- [TASK DETAILS] Would you write out every entry exactly, but without the pictures?

- [DATA LISTING]
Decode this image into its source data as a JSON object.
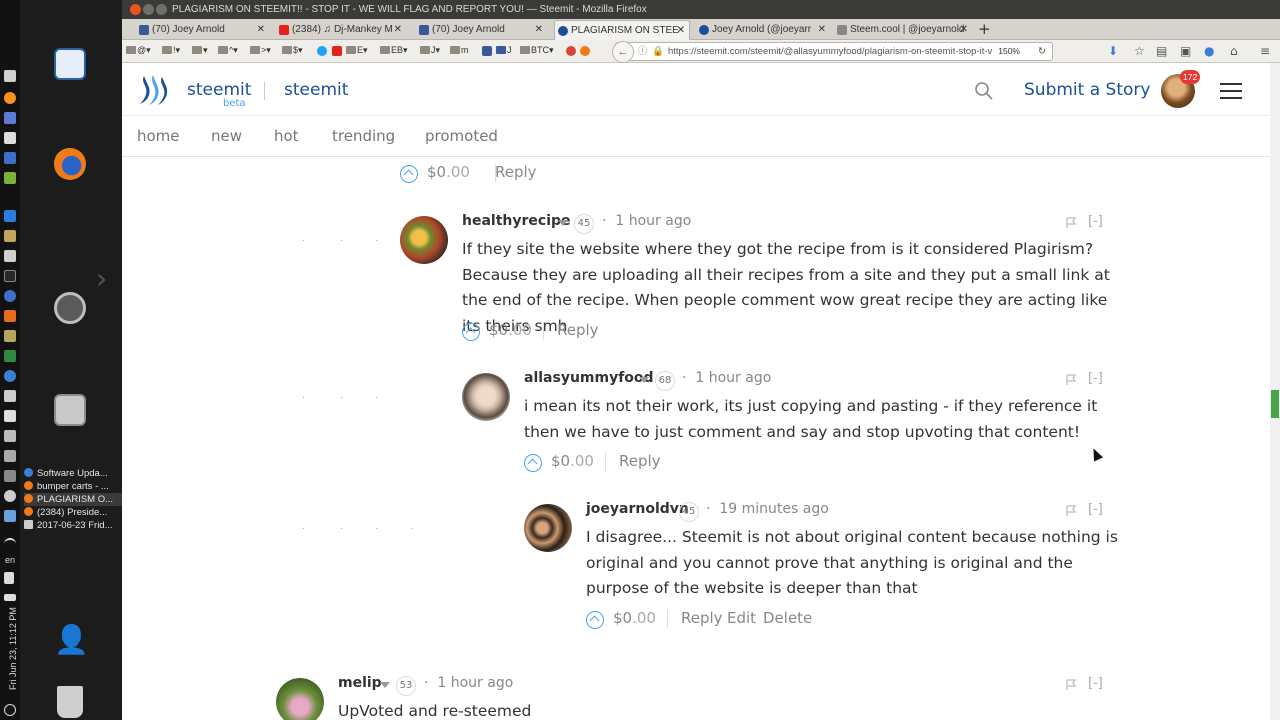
{
  "system_panel": {
    "clock": "Fri Jun 23, 11:12 PM",
    "language": "en",
    "window_list": [
      {
        "label": "Software Upda...",
        "active": false
      },
      {
        "label": "bumper carts - ...",
        "active": false
      },
      {
        "label": "PLAGIARISM O...",
        "active": true
      },
      {
        "label": "(2384) Preside...",
        "active": false
      },
      {
        "label": "2017-06-23 Frid...",
        "active": false
      }
    ]
  },
  "window": {
    "title": "PLAGIARISM ON STEEMIT!! - STOP IT - WE WILL FLAG AND REPORT YOU! — Steemit - Mozilla Firefox"
  },
  "tabs": [
    {
      "label": "(70) Joey Arnold",
      "icon": "facebook-icon",
      "color": "#3b5998"
    },
    {
      "label": "(2384) ♫ Dj-Mankey M",
      "icon": "youtube-icon",
      "color": "#e62117"
    },
    {
      "label": "(70) Joey Arnold",
      "icon": "facebook-icon",
      "color": "#3b5998"
    },
    {
      "label": "PLAGIARISM ON STEE",
      "icon": "steemit-icon",
      "color": "#1a5099"
    },
    {
      "label": "Joey Arnold (@joeyarr",
      "icon": "steemit-icon",
      "color": "#1a5099"
    },
    {
      "label": "Steem.cool | @joeyarnold",
      "icon": "page-icon",
      "color": "#888888"
    }
  ],
  "bookmarks": [
    "@",
    "!",
    "^",
    ">",
    "$",
    "E",
    "EB",
    "J",
    "m",
    "J",
    "BTC"
  ],
  "urlbar": {
    "url": "https://steemit.com/steemit/@allasyummyfood/plagiarism-on-steemit-stop-it-v",
    "zoom": "150%"
  },
  "site": {
    "brand": "steemit",
    "beta": "beta",
    "section": "steemit",
    "submit_label": "Submit a Story",
    "notification_count": "172",
    "nav": [
      "home",
      "new",
      "hot",
      "trending",
      "promoted"
    ]
  },
  "comments": [
    {
      "author": "",
      "rep": "",
      "time": "",
      "body": "",
      "payout": "$0",
      "payout_cents": ".00",
      "actions": [
        "Reply"
      ]
    },
    {
      "author": "healthyrecipe",
      "rep": "45",
      "time": "1 hour ago",
      "body": "If they site the website where they got the recipe from is it considered Plagirism? Because they are uploading all their recipes from a site and they put a small link at the end of the recipe. When people comment wow great recipe they are acting like its theirs smh",
      "payout": "$0",
      "payout_cents": ".00",
      "actions": [
        "Reply"
      ]
    },
    {
      "author": "allasyummyfood",
      "rep": "68",
      "time": "1 hour ago",
      "body": "i mean its not their work, its just copying and pasting - if they reference it then we have to just comment and say and stop upvoting that content!",
      "payout": "$0",
      "payout_cents": ".00",
      "actions": [
        "Reply"
      ]
    },
    {
      "author": "joeyarnoldvn",
      "rep": "45",
      "time": "19 minutes ago",
      "body": "I disagree... Steemit is not about original content because nothing is original and you cannot prove that anything is original and the purpose of the website is deeper than that",
      "payout": "$0",
      "payout_cents": ".00",
      "actions": [
        "Reply",
        "Edit",
        "Delete"
      ]
    },
    {
      "author": "melip",
      "rep": "53",
      "time": "1 hour ago",
      "body": "UpVoted and re-steemed",
      "payout": "",
      "payout_cents": "",
      "actions": []
    }
  ],
  "collapse_label": "[-]"
}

- [REPLY TO THE TASK]
Decode this image into its source data as a JSON object.
{
  "system_panel": {
    "clock": "Fri Jun 23, 11:12 PM",
    "language": "en",
    "window_list": [
      {
        "label": "Software Upda...",
        "active": false
      },
      {
        "label": "bumper carts - ...",
        "active": false
      },
      {
        "label": "PLAGIARISM O...",
        "active": true
      },
      {
        "label": "(2384) Preside...",
        "active": false
      },
      {
        "label": "2017-06-23 Frid...",
        "active": false
      }
    ]
  },
  "window": {
    "title": "PLAGIARISM ON STEEMIT!! - STOP IT - WE WILL FLAG AND REPORT YOU! — Steemit - Mozilla Firefox"
  },
  "tabs": [
    {
      "label": "(70) Joey Arnold",
      "icon": "facebook-icon",
      "color": "#3b5998"
    },
    {
      "label": "(2384) ♫ Dj-Mankey M",
      "icon": "youtube-icon",
      "color": "#e62117"
    },
    {
      "label": "(70) Joey Arnold",
      "icon": "facebook-icon",
      "color": "#3b5998"
    },
    {
      "label": "PLAGIARISM ON STEE",
      "icon": "steemit-icon",
      "color": "#1a5099"
    },
    {
      "label": "Joey Arnold (@joeyarr",
      "icon": "steemit-icon",
      "color": "#1a5099"
    },
    {
      "label": "Steem.cool | @joeyarnold",
      "icon": "page-icon",
      "color": "#888888"
    }
  ],
  "bookmarks": [
    "@",
    "!",
    "^",
    ">",
    "$",
    "E",
    "EB",
    "J",
    "m",
    "J",
    "BTC"
  ],
  "urlbar": {
    "url": "https://steemit.com/steemit/@allasyummyfood/plagiarism-on-steemit-stop-it-v",
    "zoom": "150%"
  },
  "site": {
    "brand": "steemit",
    "beta": "beta",
    "section": "steemit",
    "submit_label": "Submit a Story",
    "notification_count": "172",
    "nav": [
      "home",
      "new",
      "hot",
      "trending",
      "promoted"
    ]
  },
  "comments": [
    {
      "author": "",
      "rep": "",
      "time": "",
      "body": "",
      "payout": "$0",
      "payout_cents": ".00",
      "actions": [
        "Reply"
      ]
    },
    {
      "author": "healthyrecipe",
      "rep": "45",
      "time": "1 hour ago",
      "body": "If they site the website where they got the recipe from is it considered Plagirism? Because they are uploading all their recipes from a site and they put a small link at the end of the recipe. When people comment wow great recipe they are acting like its theirs smh",
      "payout": "$0",
      "payout_cents": ".00",
      "actions": [
        "Reply"
      ]
    },
    {
      "author": "allasyummyfood",
      "rep": "68",
      "time": "1 hour ago",
      "body": "i mean its not their work, its just copying and pasting - if they reference it then we have to just comment and say and stop upvoting that content!",
      "payout": "$0",
      "payout_cents": ".00",
      "actions": [
        "Reply"
      ]
    },
    {
      "author": "joeyarnoldvn",
      "rep": "45",
      "time": "19 minutes ago",
      "body": "I disagree... Steemit is not about original content because nothing is original and you cannot prove that anything is original and the purpose of the website is deeper than that",
      "payout": "$0",
      "payout_cents": ".00",
      "actions": [
        "Reply",
        "Edit",
        "Delete"
      ]
    },
    {
      "author": "melip",
      "rep": "53",
      "time": "1 hour ago",
      "body": "UpVoted and re-steemed",
      "payout": "",
      "payout_cents": "",
      "actions": []
    }
  ],
  "collapse_label": "[-]"
}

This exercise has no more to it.